* **REQUIRED WORK**
Lines containing the word "value" are to be copied from the data below.

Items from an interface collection
============

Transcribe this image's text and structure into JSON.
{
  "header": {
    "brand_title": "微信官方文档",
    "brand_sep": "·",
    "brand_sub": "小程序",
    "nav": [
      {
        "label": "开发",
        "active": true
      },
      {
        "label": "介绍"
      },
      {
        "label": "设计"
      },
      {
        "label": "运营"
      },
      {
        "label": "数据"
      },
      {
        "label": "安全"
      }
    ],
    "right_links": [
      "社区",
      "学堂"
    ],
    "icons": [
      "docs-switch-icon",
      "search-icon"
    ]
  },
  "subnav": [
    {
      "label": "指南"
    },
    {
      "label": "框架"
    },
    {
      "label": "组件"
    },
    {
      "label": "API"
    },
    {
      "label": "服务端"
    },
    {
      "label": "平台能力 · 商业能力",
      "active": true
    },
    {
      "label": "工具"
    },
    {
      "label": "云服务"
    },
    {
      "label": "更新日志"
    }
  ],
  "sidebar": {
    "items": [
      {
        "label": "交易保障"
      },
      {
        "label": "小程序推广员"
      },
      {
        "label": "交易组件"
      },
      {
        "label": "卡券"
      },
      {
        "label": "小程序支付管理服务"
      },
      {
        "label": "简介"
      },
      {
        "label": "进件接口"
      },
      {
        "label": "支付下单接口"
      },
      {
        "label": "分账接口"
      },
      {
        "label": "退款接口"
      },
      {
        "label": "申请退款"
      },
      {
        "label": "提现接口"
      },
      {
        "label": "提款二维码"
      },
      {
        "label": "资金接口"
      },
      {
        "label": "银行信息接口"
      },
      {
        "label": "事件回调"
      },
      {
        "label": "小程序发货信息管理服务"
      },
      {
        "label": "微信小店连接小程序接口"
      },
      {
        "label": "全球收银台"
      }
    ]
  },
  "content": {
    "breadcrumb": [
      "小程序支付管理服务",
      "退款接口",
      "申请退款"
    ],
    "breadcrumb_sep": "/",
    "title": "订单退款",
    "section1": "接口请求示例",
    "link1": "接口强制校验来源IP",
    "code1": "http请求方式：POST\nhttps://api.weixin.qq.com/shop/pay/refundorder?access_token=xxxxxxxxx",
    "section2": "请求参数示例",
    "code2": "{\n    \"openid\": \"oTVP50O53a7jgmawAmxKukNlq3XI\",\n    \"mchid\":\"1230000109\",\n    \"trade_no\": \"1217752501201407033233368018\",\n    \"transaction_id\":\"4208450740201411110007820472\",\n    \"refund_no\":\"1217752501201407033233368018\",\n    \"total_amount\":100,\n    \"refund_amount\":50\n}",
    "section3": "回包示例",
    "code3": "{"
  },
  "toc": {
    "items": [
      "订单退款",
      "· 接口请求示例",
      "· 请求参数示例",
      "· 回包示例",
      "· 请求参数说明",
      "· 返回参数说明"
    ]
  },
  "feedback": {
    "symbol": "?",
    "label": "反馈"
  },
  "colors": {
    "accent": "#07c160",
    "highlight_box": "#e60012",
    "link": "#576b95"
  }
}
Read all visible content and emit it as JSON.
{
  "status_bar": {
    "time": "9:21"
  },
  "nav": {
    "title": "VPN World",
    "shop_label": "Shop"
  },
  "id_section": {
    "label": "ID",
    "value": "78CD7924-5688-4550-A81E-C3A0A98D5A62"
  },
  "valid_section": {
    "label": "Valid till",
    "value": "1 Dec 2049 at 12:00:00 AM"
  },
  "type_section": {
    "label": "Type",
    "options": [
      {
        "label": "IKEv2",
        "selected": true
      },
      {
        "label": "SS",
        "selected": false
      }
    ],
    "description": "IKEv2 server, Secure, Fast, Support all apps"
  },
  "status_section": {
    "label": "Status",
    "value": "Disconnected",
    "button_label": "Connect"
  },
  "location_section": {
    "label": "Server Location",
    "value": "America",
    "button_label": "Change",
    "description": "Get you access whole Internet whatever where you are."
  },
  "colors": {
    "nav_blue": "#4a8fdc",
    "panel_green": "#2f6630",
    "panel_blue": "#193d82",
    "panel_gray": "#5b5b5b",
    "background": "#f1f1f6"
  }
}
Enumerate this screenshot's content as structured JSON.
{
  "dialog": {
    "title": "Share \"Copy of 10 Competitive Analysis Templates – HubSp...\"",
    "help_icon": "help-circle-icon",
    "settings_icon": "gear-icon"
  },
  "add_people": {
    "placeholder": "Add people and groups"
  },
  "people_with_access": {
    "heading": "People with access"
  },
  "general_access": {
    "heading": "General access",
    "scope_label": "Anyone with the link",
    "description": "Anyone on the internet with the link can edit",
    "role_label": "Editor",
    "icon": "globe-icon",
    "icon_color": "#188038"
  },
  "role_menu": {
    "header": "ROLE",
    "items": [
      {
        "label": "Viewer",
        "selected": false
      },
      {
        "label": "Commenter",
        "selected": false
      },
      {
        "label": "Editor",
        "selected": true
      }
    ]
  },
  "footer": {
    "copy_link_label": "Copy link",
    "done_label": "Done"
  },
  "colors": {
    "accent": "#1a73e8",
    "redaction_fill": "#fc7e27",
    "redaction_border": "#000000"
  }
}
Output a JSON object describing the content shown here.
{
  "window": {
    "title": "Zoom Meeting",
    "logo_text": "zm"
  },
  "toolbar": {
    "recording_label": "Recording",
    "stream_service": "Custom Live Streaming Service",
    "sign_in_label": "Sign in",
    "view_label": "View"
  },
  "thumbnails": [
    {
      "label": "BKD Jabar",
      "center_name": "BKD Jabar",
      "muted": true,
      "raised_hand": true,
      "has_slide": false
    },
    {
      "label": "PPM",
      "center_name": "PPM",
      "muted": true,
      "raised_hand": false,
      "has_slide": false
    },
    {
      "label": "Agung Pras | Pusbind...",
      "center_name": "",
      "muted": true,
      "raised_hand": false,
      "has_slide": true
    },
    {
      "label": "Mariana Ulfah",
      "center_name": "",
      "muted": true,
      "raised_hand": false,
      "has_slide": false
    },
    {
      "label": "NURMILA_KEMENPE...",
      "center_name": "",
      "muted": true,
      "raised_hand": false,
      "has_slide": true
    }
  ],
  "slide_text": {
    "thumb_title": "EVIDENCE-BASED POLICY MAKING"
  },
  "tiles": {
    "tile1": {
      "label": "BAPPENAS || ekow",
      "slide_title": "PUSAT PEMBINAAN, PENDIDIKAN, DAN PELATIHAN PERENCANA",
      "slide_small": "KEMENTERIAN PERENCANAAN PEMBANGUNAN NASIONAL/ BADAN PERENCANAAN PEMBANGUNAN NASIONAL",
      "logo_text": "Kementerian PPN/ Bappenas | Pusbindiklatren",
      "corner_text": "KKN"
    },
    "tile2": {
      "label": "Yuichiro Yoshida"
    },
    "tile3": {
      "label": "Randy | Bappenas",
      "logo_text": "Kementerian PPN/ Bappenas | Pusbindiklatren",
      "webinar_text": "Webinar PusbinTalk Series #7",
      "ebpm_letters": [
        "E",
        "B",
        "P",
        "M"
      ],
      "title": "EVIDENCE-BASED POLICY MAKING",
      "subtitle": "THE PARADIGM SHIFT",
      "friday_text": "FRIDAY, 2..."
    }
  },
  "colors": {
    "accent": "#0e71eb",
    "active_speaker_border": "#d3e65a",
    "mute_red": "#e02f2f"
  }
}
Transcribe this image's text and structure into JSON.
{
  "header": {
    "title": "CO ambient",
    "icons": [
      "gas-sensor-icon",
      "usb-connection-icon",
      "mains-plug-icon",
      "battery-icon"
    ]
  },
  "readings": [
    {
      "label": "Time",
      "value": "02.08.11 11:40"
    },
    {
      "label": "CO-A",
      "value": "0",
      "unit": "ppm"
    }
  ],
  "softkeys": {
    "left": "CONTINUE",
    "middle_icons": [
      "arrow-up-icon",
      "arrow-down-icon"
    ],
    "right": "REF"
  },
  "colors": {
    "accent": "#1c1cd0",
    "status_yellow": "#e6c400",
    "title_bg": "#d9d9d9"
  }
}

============

* **WORKED SOLUTION**
    "value": "78CD7924-5688-4550-A81E-C3A0A98D5A62"
    "value": "1 Dec 2049 at 12:00:00 AM"
    "value": "Disconnected",
    "value": "America",
      "value": "02.08.11 11:40"
      "value": "0",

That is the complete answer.